Aldo seems very much at ease with their position against the expansion of the mine, despite the fact that it supports his members’ jobs. He knows that coal mining is not forever, even though it may well have a longer life in Colombia than in the UK.
The alliance between Sintracarbon and the Wayúu is proof that it is possible for an industrial union to hold a meaningful pro-workers agenda, as well as standing against the expansion of the fossil fuel industry that they are part of.
It also holds a lesson for the climate movement in the UK; the more power the union movement has, the more confidently it can take a position against fossil fuel extraction.
To be able to do this, UK union struggles need active solidarity from all sectors of civil society.
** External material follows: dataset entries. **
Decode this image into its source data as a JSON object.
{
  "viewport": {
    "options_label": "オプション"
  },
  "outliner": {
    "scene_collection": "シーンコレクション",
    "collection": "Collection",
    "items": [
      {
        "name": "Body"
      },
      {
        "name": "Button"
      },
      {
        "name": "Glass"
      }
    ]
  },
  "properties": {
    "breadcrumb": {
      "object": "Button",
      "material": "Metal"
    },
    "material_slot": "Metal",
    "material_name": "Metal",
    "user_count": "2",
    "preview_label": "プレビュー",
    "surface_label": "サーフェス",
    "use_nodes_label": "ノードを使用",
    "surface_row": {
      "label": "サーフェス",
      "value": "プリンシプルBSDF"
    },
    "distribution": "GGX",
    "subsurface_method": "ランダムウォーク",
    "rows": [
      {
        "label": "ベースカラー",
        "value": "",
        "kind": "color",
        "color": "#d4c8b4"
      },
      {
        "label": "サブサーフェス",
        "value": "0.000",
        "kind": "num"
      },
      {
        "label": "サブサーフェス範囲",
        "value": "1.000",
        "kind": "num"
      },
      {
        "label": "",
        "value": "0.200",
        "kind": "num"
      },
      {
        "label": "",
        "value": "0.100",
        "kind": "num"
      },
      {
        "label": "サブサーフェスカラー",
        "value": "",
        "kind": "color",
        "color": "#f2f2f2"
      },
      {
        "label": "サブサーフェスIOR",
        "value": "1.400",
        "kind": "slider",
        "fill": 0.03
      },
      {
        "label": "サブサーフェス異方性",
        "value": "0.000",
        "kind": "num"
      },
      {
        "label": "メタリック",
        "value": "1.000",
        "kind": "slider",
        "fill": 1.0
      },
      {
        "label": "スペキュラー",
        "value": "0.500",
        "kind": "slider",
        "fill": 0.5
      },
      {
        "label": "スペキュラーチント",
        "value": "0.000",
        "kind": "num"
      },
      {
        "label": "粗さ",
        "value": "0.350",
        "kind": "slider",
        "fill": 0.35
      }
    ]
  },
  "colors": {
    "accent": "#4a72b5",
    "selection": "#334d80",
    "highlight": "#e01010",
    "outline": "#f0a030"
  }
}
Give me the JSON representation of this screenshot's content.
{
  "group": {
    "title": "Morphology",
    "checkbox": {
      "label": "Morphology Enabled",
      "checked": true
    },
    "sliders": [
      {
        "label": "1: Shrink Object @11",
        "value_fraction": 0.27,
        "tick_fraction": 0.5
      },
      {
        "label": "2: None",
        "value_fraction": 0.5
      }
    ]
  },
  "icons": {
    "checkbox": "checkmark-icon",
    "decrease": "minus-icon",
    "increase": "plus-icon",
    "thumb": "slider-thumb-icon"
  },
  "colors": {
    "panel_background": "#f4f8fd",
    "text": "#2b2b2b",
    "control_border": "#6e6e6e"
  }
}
In the UK’s ‘coal phase-out’ plans there is no comprehensive vision for workers at the end of coal.
It’s time for those of us who want to see an end to fossil fuels to take our cue from Misael and Aldo, to seek justice from coal companies for both workers and communities.
Isobel Tarr is a campaigner with the Coal Action Network, a grassroots campaigning organisation which works to end open-cast coal mining and burning coal for electricity in the UK.
Coal Action Network works in solidarity with communities affected by open-cast coal mining and pollution, both in the UK and internationally, towards a just end to coal now.